HARRISON, N.J. – The swaddled, double-coated hordes marched to Red Bull Arena looking less like a crowd going to watch soccer for an afternoon than a colony setting off to build a settlement on the North Pole. They covered as much of their faces as they could with hats, scarves and anything else that might keep them warm. They clutched onto as many blankets as they could carry.
The stadium workers unfortunate enough to be stationed outside greeted the fans by dancing along to the tunes blasting from the PA system, just to keep moving. The sun beamed down from a spotless blue sky, obscured only by plumes of condensing breath, but it was no match for the skin-tingling cold – nature’s Botox.
Towards the end of the game, the wind chill from an arctic blast would plunge the temperatures into the single digits, but a sellout crowd of 26,000 or so was determined to watch the United States women’s national team take on England in their second game of the SheBelieves Cup.
While the atmosphere was typically festive and raucous, it also felt a tad off. The piercing shrieks that follow the American women around wherever they go were there, but the applause was not, muffled by thick gloves. When the stadium announcer requested that fans remove their hats for the national anthems, many quite understandably ignored him.

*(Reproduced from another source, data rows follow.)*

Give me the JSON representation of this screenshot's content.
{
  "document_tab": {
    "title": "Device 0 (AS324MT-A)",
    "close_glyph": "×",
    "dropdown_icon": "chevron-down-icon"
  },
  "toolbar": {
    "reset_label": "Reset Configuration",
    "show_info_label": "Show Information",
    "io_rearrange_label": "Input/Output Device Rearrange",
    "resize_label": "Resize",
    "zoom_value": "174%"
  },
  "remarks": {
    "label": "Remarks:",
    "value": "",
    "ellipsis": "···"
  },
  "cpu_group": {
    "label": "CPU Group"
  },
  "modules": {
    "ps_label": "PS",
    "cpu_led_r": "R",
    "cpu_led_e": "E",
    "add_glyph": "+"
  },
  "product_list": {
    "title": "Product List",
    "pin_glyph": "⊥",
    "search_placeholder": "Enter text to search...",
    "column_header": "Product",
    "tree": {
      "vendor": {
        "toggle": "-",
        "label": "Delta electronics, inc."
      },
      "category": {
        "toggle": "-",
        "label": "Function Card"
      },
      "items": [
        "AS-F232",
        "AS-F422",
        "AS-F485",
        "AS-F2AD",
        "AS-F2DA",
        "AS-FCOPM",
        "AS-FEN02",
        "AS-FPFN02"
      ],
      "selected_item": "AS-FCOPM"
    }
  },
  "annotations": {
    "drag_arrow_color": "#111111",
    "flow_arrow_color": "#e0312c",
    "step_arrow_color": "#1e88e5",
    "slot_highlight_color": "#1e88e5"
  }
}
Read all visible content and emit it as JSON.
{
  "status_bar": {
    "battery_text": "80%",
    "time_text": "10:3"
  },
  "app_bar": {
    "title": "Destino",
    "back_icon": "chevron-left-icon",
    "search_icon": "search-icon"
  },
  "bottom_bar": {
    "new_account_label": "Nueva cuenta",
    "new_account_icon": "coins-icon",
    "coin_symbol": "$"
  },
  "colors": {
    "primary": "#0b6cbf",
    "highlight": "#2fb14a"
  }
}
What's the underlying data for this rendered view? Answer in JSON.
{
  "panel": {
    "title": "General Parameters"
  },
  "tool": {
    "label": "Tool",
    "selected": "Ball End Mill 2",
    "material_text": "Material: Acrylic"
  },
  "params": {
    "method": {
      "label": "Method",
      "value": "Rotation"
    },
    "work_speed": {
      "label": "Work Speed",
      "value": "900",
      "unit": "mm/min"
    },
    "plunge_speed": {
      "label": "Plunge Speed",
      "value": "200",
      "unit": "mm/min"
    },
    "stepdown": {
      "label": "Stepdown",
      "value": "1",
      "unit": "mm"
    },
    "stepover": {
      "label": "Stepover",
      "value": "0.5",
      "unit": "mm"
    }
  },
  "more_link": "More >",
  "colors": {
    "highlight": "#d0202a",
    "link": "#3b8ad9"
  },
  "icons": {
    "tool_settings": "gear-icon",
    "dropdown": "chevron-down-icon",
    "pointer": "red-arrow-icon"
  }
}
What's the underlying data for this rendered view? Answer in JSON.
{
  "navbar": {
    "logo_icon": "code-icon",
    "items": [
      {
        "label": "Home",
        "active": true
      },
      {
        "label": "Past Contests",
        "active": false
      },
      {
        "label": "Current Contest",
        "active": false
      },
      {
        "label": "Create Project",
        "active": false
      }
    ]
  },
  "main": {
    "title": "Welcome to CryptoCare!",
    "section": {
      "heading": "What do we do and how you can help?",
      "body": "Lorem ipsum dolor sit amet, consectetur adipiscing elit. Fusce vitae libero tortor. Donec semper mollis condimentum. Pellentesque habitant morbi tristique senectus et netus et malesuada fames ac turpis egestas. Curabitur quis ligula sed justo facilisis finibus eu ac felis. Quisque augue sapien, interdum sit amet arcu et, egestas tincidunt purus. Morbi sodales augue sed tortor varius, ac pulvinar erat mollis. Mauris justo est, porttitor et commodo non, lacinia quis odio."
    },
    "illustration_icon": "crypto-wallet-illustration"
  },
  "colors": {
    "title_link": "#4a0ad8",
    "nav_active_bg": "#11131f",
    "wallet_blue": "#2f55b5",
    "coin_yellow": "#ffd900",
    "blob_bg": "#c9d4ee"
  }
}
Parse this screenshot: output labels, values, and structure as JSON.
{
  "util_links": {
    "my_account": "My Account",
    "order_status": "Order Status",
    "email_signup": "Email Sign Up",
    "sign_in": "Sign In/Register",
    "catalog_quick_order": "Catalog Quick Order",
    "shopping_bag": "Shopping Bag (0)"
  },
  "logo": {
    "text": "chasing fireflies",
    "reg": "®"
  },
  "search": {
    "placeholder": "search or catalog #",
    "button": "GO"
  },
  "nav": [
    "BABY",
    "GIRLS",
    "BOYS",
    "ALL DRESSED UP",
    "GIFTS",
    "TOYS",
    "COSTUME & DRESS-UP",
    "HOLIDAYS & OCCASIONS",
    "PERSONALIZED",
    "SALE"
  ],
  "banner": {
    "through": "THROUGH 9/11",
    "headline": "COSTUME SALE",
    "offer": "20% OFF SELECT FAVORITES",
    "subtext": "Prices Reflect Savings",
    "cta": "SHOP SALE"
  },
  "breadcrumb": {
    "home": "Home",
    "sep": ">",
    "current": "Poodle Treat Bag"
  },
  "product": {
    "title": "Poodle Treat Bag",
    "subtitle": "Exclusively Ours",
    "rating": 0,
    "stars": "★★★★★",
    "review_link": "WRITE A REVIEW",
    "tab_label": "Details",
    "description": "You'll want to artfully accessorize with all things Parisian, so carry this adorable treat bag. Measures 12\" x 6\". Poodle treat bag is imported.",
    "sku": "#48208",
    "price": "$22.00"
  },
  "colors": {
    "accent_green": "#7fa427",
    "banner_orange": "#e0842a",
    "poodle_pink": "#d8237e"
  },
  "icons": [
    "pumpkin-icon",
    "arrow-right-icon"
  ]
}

Some of the substitutes on the benches were bundled up so completely that you could only see their eyes, peering extra enviously at their teammates who got to run around. England goalkeeper Siobhan Chamberlain hopped and sprinted back and forth and left and right, forming crosses in front of her goal when the play was at the other end of the field.
The United States lost the game 1-0 in the first shutout inflicted by England in 29 years, but those who were there will remember the occasion for the weather conditions, not anything that happened – or didn’t – on the field.
“I need to take a second and thank all those incredibly brave people who sat through the cold,” U.S. head coach Jill Ellis said in her postgame press conference, interrupting her own analysis.
A women’s national team spokesman believed it was the coldest game in the team’s history. Or, at the very least, in the last two decades.
“It was friggin’ cold tonight,” said forward Christen Press, a native Southern Californian, who played her club soccer in Sweden for two seasons. She came into the game in the 63rd minute, meaning she had to keep loose for an hour before being expected to perform. “You try to stay a little bit more focused when you’re coming off the bench on keeping warm. Up and down more often. Keep the circulation going.” Like the entire team, she’d run more than usual before the game and warmed up for longer.
Of all games, this was the one in which 21-year-old winger Rose Lavelle made her national team debut. “At one point, I couldn’t feel my hands, but it’s fine because I can feel them now,” she said with a smirk. “So there was no permanent damage.”
Lavelle, as it happens, was unusually well-equipped on a team sourced disproportionately from California and the South. She played her college soccer at the University of Wisconsin.
“There was one game in Wisconsin that I played in probably two inches of snow,” said Lavelle, who had a hugely impressive national team debut. “I’m pretty familiar with the cold.”
Co-captain Becky Sauerbrunn had the misfortune of playing as a central defender, having to head lots of high balls – an especially unpleasant task when it’s cold. She couldn’t remember ever playing in lower temperatures.
“There was a moment in the second half when we were waiting [on an injury] that it got so freezing cold,” she said.
Midfielder Lindsey Horan was the only U.S. starter not to wear long sleeves, or indeed gloves. She looked bemused when she was asked about it.
“That’s always been a thing for me – I feel better wearing short sleeves, no matter the temperature,” she said, after having a dominant game in central midfield. “Obviously, it was freezing. But I’m from Colorado.”
Leander Schaerlaeckens is a soccer columnist for Yahoo Sports. Follow him on Twitter @LeanderAlphabet.